» Directions:
Scan the material below and copy every line holding the word "JSON".

⟨

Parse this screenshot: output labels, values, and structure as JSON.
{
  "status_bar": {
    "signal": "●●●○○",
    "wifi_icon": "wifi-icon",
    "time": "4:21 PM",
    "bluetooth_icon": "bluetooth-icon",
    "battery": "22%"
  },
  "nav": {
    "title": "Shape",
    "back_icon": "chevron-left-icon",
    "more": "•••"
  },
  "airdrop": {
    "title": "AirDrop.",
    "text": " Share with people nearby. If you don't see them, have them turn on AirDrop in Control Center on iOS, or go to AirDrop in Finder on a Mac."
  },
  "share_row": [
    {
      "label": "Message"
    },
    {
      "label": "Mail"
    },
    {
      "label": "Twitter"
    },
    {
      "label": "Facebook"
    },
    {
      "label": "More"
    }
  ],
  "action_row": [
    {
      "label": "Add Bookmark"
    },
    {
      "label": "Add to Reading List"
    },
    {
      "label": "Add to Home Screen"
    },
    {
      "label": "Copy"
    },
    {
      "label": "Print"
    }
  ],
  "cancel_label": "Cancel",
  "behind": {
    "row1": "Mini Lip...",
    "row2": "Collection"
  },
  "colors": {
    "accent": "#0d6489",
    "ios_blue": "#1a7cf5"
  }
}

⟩
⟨

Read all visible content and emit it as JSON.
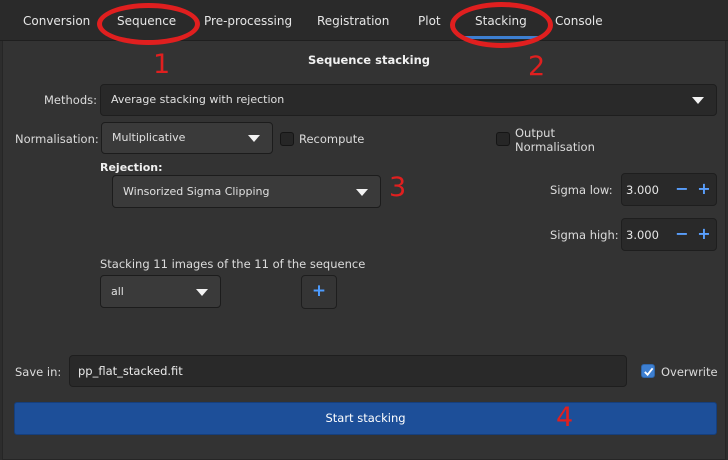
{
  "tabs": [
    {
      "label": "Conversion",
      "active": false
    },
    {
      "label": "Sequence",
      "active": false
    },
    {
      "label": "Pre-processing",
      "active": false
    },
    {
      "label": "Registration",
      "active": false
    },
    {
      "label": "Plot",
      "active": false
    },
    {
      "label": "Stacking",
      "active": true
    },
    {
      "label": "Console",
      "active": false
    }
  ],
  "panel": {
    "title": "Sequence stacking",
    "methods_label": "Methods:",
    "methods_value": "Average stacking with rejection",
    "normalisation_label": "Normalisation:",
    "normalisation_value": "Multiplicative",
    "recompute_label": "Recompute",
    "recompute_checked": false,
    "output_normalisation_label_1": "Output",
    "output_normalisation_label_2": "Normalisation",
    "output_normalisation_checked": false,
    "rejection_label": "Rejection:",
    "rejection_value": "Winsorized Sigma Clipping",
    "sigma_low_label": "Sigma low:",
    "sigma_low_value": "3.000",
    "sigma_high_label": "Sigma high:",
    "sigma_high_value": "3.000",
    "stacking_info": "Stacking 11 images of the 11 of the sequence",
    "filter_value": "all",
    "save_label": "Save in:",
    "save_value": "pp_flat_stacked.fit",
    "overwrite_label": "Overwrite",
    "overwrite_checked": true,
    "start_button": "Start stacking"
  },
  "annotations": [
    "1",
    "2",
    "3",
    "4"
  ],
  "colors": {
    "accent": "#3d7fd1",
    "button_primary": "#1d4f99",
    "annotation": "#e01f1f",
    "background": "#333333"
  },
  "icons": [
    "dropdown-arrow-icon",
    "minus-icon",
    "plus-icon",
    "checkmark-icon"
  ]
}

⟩
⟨

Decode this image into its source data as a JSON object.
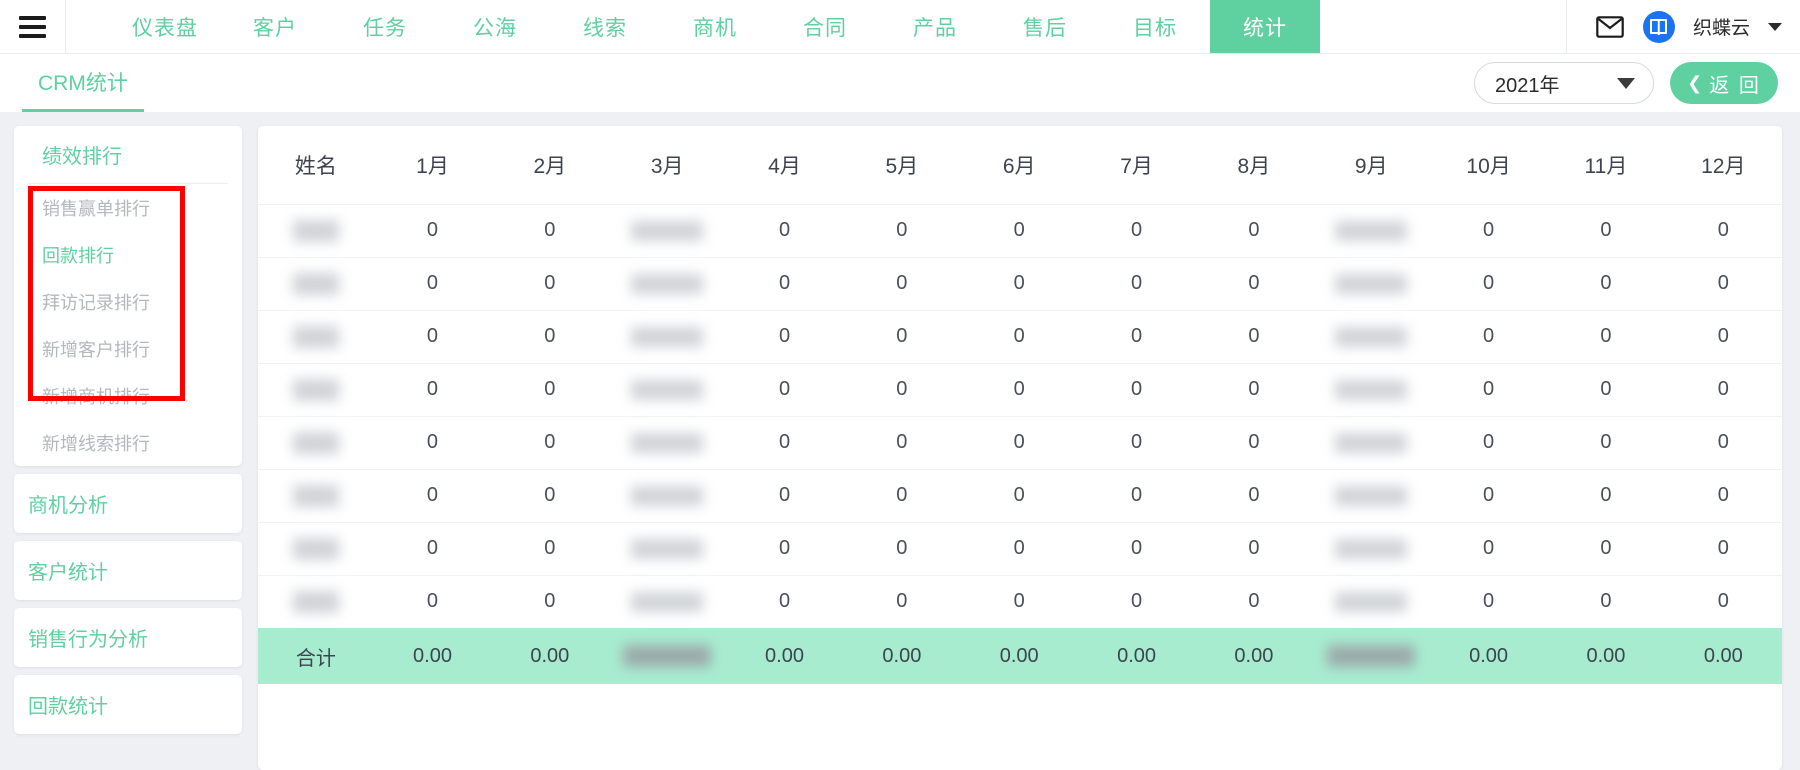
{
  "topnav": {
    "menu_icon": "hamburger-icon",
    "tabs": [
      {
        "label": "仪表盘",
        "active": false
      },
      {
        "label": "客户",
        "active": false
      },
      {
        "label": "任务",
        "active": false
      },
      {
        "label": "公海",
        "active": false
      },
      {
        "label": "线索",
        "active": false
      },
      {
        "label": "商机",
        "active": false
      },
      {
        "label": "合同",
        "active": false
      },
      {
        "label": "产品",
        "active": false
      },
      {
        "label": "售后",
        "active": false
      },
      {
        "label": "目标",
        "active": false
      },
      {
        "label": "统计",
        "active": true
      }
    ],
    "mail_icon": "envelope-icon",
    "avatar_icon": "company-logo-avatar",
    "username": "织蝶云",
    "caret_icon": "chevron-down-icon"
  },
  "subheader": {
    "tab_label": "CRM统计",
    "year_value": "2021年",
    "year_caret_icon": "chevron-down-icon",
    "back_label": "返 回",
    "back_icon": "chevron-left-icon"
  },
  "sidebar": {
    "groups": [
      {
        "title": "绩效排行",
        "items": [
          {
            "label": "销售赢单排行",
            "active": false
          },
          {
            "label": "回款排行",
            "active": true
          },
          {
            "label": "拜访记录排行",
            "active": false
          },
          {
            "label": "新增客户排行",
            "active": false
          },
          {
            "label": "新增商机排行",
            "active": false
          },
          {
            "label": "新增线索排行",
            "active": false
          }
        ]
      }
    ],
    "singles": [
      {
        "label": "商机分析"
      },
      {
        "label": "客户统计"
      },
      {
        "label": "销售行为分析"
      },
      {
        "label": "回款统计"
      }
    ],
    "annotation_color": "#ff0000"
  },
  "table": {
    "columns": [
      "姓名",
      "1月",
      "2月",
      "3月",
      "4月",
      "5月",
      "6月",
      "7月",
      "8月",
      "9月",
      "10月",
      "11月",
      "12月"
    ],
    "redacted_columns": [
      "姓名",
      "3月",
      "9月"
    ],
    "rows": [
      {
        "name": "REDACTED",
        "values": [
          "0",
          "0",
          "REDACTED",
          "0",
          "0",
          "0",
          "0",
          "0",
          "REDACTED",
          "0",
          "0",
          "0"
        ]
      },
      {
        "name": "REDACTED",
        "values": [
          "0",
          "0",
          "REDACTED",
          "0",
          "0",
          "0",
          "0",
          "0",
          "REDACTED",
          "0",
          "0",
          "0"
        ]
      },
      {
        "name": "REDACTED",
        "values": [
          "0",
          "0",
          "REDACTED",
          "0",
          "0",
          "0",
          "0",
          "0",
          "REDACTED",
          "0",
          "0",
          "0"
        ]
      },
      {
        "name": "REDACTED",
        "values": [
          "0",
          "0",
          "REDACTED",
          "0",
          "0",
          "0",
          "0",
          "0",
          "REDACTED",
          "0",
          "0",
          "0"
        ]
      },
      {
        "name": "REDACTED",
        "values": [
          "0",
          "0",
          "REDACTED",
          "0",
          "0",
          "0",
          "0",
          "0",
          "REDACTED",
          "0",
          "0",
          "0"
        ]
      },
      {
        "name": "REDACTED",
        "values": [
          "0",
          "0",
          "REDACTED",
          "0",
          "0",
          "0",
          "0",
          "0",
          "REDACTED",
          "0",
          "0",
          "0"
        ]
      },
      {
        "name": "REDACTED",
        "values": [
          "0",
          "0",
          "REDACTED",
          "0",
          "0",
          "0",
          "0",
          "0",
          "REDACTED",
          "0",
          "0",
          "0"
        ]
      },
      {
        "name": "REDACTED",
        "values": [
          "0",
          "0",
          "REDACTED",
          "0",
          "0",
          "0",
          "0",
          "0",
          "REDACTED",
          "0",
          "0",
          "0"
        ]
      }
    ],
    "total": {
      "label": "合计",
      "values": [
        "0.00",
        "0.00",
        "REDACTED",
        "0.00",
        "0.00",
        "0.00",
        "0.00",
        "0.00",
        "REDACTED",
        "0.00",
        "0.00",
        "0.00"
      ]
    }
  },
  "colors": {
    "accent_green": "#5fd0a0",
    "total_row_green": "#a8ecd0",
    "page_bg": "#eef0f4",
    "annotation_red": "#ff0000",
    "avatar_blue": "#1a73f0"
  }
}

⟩

» Solution to this problem:
Parse this screenshot: output labels, values, and structure as JSON.
Read all visible content and emit it as JSON.
Decode this image into its source data as a JSON object.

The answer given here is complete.